STATEMENT TO THE FDA’S TSE ADVISORY COMMITTEE
I am Daniel Kinburn, Senior Counsel with the Physicians Committee for Responsible Medicine. I speak for the more than 100,000 physician and lay members of PCRM.
On behalf of PCRM and its members, I want to thank the Committee for the critically important work it is doing. Strong decisive action is needed now in order to prevent an outbreak of variant Cruetzfeld-Jakob Disease (vCJD), rather than delaying such action, as the beef industry seems to be suggesting, until Americans start dying.
Last week, the Foreign Animal and Poultry Disease Advisory Subcommittee (the “Subcommittee”) appointed by the Secretary of the Department of Agriculture made several policy recommendations after concluding that it is highly probable that more American cattle are infected with mad cow disease than the one found in Washington state in December 2003. To the extent these recommendations fall within the domain of the Department of Health and Human Services, we urge you to support several of the recommendations made by the Subcommittee. As some of these recommendations have already been implemented by the FDA in its interim final rules issued on January 26, 2004, we ask that you support making these interim rules final. We also identify other measures that should be taken to adequately safeguard public health.
It is commonly understood that mad cow disease is caused by a deformed protein that spreads when cattle consume feed supplemented with brain and central nervous system tissue from infected animals. Therefore, we urge you to adopt the Subcommittee’s recommendation to prohibit any mammalian or poultry meat, bone, or other byproduct from all cattle feed. Because factory-farmed fish are also fed cattle byproducts, we also urge you to recommend that factory-farmed fish and their byproducts be prohibited from cattle feed. In order to effectively prevent the spread of mad cow disease, as well as any cross-contamination of ruminant and non-ruminant animal feed, PCRM also asks you to prohibit the use of any animal (mammal, avian, or aquatic) or its byproducts from the feed of any other herbivorous animal used for human consumption (e.g., pigs, sheep, goats, chickens, turkeys).

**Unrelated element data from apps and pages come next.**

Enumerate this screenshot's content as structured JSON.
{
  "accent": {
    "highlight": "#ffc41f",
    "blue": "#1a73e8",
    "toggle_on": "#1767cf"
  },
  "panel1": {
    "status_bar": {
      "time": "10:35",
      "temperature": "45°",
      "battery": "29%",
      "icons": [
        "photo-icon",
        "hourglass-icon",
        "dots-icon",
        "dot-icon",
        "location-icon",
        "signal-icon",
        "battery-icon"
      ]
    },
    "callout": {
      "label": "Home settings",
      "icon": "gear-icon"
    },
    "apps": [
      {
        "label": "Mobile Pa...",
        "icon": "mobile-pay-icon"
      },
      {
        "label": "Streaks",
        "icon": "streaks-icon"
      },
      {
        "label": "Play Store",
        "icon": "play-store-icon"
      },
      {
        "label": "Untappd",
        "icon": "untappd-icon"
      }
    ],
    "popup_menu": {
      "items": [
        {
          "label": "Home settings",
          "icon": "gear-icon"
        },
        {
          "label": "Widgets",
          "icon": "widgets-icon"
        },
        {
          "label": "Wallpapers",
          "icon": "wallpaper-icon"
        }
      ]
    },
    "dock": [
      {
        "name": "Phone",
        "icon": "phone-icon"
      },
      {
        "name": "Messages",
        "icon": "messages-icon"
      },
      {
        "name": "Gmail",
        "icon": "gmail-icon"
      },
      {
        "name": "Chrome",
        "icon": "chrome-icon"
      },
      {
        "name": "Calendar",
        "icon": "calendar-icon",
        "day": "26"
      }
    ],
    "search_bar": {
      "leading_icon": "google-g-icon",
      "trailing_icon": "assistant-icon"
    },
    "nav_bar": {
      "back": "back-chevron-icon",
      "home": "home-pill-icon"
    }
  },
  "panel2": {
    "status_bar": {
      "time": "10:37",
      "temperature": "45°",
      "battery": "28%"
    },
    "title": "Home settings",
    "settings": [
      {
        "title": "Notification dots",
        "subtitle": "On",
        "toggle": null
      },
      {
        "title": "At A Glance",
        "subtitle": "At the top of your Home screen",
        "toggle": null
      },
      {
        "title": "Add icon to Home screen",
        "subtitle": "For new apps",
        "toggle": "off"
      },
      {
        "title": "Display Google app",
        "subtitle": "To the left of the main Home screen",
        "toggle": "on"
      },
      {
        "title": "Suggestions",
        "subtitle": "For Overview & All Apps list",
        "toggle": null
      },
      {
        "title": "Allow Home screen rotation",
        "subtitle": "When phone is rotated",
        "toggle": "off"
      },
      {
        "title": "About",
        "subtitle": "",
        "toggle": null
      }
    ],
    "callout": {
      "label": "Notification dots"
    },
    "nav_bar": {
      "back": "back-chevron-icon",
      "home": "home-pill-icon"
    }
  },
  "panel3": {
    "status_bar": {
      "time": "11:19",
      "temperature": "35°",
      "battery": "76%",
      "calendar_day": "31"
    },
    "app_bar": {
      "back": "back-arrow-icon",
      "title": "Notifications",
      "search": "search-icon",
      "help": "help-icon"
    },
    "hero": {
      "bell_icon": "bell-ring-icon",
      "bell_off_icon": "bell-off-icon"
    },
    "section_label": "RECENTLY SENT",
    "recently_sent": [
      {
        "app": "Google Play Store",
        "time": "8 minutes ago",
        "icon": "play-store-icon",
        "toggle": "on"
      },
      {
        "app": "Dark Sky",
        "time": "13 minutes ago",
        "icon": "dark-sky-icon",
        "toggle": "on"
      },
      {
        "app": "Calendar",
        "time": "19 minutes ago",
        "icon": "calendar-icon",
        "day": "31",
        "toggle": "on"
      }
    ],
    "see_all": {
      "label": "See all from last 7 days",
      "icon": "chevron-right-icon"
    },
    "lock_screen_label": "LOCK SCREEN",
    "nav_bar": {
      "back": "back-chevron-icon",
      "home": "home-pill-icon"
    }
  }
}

Specified Risk Material and Downer Cows.
We also urge you to adopt the Subcommittee’s suggestion to exclude all Specified Risk Materials (SRM) from both human and animal food, and to ban any material from downed cows from entering the food supply. To the extent these recommendations have been implemented by FDA’s interim final rule to ban SRM’s and downer or dead cattle material and from FDA-regulated human food, dietary supplements, and cosmetics, we also ask that you recommend making these interim rule provisions into a final rule.
Additionally, this Committee should go beyond the Subcommittee recommendations to ensure the safety and well-being of all Americans. Under the Subcommittee’s recommendations, downed pigs, sheep, lamb and other animals (excluding cattle) cannot be fed to cattle, but they can go straight into the human food supply. People should not be eating food deemed too risky to serve to cattle, thus, we urge the Committee to recommend that all downed animals, regardless of species, be banned from FDA-regulated food, medical products, and cosmetics.
Source of origin labeling.
Finally, to provide full information to consumers who wish to take extra precautions to protect themselves from the risk of vCJD, we urge you to support source-of-origin labeling for food, medication, and dietary supplements. As proposed by Representative Nita Lowey in the 2003 Food Ingredient Right to Know Act, HR 467, food manufacturers should be required to identify the source of all food ingredients such as “natural flavors” and additives, which commonly contain spices, flavoring, or coloring derived from meat, poultry, or other animal products. This committee should go one step further and recommend such source-of-origin labeling for all dietary supplements and medications, which also commonly contain bovine or other animal byproducts.
Thank you again for the important work you are doing.